What you will do
Report every line of the listing below in which the string "市价成交" occurs.

Dataset records
......

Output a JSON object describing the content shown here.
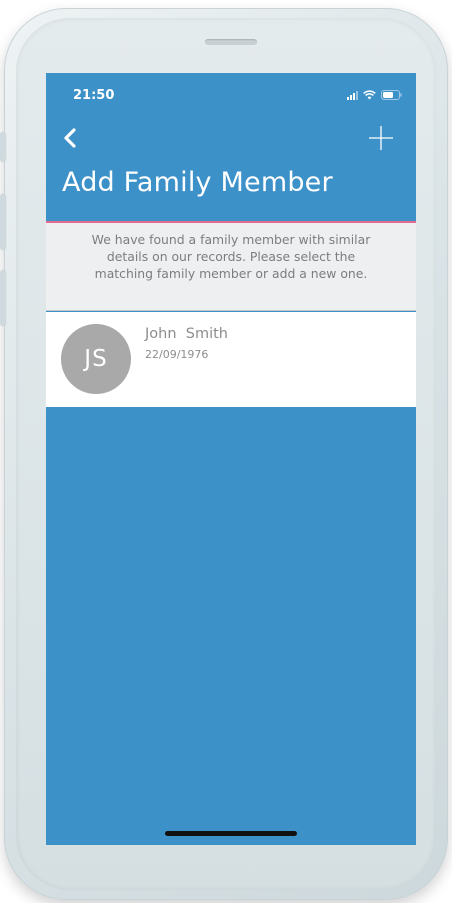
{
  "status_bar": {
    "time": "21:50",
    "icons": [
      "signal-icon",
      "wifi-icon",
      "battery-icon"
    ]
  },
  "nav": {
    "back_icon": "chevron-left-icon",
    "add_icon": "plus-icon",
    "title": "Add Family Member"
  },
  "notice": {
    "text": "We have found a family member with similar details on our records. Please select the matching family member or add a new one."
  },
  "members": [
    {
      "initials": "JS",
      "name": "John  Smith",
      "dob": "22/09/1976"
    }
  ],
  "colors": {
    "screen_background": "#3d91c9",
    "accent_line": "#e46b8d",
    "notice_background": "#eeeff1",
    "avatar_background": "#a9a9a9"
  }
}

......

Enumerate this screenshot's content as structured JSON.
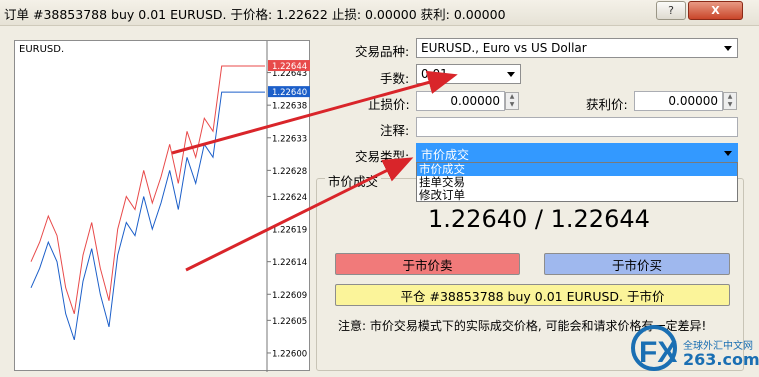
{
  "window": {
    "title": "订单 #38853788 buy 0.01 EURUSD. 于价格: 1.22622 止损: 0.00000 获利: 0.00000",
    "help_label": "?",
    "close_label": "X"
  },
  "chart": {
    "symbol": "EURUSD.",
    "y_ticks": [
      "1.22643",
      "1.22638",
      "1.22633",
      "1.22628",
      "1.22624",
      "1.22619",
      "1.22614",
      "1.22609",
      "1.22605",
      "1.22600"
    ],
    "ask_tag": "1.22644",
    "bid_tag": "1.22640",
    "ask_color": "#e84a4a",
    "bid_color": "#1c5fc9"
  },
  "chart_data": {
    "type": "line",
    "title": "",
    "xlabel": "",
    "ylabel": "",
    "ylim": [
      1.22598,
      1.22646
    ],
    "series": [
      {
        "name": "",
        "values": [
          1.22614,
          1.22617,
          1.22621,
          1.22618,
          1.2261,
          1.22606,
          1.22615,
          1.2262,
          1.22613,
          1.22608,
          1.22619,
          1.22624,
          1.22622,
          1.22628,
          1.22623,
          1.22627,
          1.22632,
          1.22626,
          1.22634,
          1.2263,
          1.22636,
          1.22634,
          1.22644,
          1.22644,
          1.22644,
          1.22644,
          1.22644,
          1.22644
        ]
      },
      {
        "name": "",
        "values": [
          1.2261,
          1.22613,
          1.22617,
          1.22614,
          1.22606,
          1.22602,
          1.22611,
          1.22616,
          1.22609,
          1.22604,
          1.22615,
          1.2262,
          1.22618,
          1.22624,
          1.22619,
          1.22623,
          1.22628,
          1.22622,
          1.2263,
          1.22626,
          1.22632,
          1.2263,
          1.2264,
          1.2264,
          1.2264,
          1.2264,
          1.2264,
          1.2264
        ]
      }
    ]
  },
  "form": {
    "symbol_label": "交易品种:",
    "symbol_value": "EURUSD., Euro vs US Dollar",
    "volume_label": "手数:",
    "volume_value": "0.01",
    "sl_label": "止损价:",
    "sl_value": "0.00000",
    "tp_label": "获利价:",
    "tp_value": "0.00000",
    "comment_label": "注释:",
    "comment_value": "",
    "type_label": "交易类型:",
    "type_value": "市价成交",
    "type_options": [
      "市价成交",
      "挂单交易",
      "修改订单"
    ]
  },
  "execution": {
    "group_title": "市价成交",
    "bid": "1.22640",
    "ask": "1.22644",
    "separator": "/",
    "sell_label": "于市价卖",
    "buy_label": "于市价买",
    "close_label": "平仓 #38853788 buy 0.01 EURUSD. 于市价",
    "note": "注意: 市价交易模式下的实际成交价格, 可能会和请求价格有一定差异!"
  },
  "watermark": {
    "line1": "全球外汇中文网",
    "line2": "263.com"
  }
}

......

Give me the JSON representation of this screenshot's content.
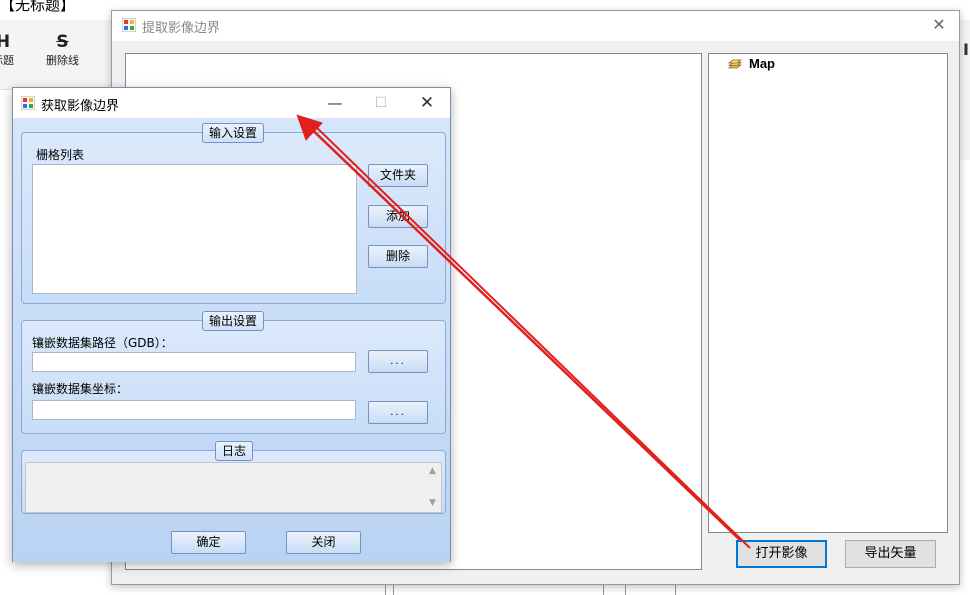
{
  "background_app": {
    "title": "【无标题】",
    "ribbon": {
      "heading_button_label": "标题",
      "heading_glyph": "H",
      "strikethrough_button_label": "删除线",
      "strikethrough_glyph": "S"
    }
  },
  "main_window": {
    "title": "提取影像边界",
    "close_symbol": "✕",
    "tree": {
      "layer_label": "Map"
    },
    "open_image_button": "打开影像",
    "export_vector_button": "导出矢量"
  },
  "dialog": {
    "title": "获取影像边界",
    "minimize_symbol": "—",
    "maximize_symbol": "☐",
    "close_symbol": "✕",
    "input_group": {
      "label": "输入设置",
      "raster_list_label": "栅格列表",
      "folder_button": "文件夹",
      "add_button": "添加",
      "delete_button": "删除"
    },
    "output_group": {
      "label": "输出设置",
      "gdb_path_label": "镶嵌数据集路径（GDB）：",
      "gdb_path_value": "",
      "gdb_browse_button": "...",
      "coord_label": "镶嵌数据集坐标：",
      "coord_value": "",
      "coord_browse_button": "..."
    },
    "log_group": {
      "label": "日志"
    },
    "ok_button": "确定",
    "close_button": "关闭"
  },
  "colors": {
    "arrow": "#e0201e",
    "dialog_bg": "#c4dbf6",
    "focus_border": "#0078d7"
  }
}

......

Response
    "type_value": "市价成交",
      "市价成交",
    "group_title": "市价成交",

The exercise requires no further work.